“Something that we all have in common in our disciplines in the College of Fine Arts is the idea that the arts are about connecting,” said Schroeder-Arce. “Art is about expression, and in a pandemic when we're all having so many feelings, our students need opportunities to connect and express themselves and to think about what's going on. The arts can really help with that.”
So she and other faculty members in the college worked diligently to model embodied learning methods for their UTeach Fine Arts students. In one exercise, as students entered the Zoom room for class, Schroeder-Arce played music in the background as she moved her arms and body. Students knew from previous classes that their job was to mirror their professor, and seeing a grid of Zoom boxes with students making the same movement turned out to be a uniting force for the students in the class, creating a sense of connection, even in a virtual space.
On top of scrambling to transition their own classes online last spring, the UTeach Fine Arts faculty members had to grapple with an added wrinkle for their student teachers in their final semester.

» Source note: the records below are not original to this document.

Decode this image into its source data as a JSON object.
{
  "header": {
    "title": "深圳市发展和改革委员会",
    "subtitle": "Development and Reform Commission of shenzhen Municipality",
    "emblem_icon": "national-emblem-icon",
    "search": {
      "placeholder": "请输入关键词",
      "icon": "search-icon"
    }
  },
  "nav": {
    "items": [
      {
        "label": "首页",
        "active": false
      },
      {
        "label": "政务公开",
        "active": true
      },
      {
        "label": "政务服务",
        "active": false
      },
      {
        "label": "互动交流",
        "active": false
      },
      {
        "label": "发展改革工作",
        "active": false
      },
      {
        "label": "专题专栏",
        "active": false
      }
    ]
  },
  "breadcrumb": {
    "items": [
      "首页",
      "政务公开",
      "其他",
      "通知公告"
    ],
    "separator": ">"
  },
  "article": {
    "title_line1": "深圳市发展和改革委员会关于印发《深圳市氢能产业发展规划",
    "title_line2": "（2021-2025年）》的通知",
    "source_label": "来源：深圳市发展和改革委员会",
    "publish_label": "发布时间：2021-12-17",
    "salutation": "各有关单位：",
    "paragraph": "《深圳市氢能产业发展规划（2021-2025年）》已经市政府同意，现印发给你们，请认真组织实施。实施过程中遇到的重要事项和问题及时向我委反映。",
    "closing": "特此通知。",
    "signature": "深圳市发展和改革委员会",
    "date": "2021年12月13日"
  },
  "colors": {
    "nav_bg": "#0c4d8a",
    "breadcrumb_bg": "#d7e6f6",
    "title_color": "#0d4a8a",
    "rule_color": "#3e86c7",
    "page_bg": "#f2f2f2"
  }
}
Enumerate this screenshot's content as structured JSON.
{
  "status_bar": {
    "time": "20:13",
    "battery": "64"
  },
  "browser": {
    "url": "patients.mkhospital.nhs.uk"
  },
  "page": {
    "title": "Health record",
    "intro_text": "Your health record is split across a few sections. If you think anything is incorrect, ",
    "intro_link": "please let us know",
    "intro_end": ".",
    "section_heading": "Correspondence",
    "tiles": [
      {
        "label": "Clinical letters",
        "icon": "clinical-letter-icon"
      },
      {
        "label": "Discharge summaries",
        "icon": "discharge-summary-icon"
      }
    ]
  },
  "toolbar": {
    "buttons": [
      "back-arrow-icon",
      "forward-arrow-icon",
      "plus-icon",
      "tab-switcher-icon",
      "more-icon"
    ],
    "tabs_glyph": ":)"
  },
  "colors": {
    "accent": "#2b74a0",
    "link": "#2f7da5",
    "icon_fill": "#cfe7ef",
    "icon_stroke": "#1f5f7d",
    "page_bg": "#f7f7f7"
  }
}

With strict requirements from the Texas Education Agency (TEA) in place for how many hours a student teacher must teach in a physical classroom to earn a teaching certification, what would happen to all the student teachers who had been sent home when school districts shut down their in-person classes?
The TEA ultimately did relax the rules to ensure student teachers could complete their teacher certification requirements last spring, and Schroeder-Arce and other UTeach Fine Arts faculty members continue to advocate on behalf of students to make sure that the unique needs of arts teachers are addressed in the agency’s policy changes.
Ultimately, Schroeder-Arce hopes that students can look back on their experience from this year and see how it made them more creative, more adaptable educators.
“I know that eventually, with reflection, it’s going to be incredibly meaningful for our future fine arts teachers to have been going through this program right when the pandemic hit.”